Here are some conclusions from the experts at the Natural Medicines Comprehensive Database:
Bromelain is an enzyme from the pineapple plant and may be a useful addition to other therapies (such as antibiotics) used for sinusitis. Bromelain has anti-inflammatory properties, which may be beneficial for allergies by reducing swelling and improving breathing.
This is my personal favorite to recommend as good scientific evidence suggests that extracts from this perennial shrub not only may help prevent allergic rhinitis in susceptible individuals, but help in the treatment of symptoms. Comparisons of butterbur to prescription drugs, such as fexofenadine (Allegra®) and cetirizine (Zyrtec®), have reported similar effectiveness with fewer side effects.
Good scientific evidence suggests that nasal irrigation with warm saline may effectively treat allergies and chronic sinusitis. Nasal irrigation is generally well tolerated. It should be used cautiously in those with a history of frequent nosebleeds. Also, if the irrigation liquid is hot, the nasal tissues may become irritated.
- Limit the amount of time spent outdoors in the morning and evening, when pollen levels are the highest.
- After being outdoors, wash the hands and face to remove residual pollen.
- Keep windows closed and use an air conditioner in the house and/or car, if possible.
- Consider installing central air conditioning with a high-efficiency particulate air (HEPA) filter attachment. The HEPA filter can trap airborne allergens (such as mold spores, dust mites and pollen) from outdoor air, preventing them from circulating inside.

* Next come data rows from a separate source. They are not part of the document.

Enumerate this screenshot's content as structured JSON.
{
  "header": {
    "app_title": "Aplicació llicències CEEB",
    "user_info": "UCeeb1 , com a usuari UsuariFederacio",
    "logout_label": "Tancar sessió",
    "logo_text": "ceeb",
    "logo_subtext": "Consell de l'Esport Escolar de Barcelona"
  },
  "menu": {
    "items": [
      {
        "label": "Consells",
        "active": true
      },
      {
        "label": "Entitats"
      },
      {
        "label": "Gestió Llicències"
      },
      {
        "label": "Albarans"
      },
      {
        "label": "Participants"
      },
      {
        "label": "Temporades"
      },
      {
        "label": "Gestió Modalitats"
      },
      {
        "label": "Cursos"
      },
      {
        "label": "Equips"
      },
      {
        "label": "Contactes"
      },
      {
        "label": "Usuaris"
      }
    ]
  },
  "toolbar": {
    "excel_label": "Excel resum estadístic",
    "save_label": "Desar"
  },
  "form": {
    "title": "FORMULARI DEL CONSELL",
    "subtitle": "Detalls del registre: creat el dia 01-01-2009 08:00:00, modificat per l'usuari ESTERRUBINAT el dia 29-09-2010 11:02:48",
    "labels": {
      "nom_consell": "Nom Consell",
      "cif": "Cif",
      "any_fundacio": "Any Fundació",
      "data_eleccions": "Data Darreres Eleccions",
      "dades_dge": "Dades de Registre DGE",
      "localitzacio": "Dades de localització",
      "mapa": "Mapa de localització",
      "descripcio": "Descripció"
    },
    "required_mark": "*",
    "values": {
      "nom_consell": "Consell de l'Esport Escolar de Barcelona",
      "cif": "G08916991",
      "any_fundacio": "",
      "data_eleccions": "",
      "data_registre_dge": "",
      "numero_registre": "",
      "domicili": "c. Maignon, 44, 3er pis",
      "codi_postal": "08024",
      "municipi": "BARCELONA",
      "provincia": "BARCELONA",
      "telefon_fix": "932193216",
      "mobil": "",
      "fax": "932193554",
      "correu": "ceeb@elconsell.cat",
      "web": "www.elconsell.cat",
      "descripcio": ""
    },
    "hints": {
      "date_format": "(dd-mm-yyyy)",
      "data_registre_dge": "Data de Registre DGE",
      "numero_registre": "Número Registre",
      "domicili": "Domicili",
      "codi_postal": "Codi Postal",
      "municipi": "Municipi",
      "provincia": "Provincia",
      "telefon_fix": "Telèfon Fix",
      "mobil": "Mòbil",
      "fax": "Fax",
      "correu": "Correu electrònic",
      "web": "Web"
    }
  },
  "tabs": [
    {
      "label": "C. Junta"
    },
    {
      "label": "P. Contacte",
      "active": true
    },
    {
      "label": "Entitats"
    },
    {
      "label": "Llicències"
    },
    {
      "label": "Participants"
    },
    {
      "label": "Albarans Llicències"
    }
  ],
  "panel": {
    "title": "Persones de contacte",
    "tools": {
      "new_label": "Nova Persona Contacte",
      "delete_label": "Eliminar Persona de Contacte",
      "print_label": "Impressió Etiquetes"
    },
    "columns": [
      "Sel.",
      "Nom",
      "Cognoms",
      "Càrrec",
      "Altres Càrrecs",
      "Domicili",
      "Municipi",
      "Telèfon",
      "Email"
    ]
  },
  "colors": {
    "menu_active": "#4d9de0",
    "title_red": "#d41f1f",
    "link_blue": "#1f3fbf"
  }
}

- Avoid drying laundry outside, as pollen and other allergens may stick to the fabric.